**What you should do**
Among the records below, find each line containing the word "Firewall" and copy it.

**Supplied information**
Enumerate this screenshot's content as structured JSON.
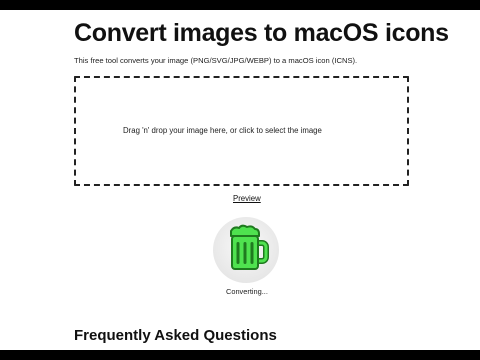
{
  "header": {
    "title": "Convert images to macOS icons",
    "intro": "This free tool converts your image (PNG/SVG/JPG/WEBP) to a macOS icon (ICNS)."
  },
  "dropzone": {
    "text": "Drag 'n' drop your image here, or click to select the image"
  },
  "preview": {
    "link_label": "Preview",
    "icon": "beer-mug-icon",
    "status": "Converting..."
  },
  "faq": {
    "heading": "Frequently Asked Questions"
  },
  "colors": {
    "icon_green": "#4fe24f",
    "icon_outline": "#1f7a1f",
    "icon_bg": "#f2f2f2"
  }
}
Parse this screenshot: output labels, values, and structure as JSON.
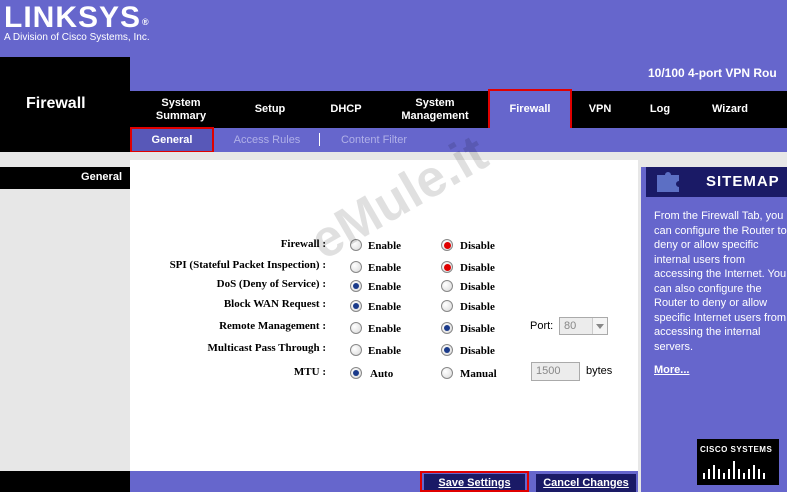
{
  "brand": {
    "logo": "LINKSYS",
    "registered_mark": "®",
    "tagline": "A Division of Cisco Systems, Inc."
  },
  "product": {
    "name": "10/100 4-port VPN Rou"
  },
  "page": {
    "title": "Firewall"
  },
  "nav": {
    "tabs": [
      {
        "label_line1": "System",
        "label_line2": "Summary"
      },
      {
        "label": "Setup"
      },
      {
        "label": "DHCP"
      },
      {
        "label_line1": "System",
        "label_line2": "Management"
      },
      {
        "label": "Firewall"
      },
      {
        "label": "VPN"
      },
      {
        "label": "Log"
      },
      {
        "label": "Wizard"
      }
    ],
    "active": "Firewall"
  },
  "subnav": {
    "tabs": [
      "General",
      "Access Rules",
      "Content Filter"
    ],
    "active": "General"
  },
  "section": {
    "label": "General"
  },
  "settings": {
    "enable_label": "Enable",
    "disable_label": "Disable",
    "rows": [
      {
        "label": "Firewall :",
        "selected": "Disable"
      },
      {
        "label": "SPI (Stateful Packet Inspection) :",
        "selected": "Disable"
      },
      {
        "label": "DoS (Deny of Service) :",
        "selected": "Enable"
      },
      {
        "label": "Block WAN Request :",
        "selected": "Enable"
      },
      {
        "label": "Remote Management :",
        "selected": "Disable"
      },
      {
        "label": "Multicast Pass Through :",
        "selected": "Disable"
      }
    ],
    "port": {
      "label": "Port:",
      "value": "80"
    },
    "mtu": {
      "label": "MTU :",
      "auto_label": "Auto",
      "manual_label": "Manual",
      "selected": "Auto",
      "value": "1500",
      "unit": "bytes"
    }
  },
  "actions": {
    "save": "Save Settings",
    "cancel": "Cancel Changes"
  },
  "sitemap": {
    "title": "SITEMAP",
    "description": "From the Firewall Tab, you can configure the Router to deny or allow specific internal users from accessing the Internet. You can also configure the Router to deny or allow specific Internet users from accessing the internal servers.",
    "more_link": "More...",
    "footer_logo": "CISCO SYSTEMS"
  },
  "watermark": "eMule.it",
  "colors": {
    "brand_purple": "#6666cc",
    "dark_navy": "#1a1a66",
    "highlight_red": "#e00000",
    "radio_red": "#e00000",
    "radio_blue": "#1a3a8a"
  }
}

**Solved problem**
    "title": "Firewall"
        "label": "Firewall"
    "active": "Firewall"
        "label": "Firewall :",
    "description": "From the Firewall Tab, you can configure the Router to deny or allow specific internal users from accessing the Internet. You can also configure the Router to deny or allow specific Internet users from accessing the internal servers.",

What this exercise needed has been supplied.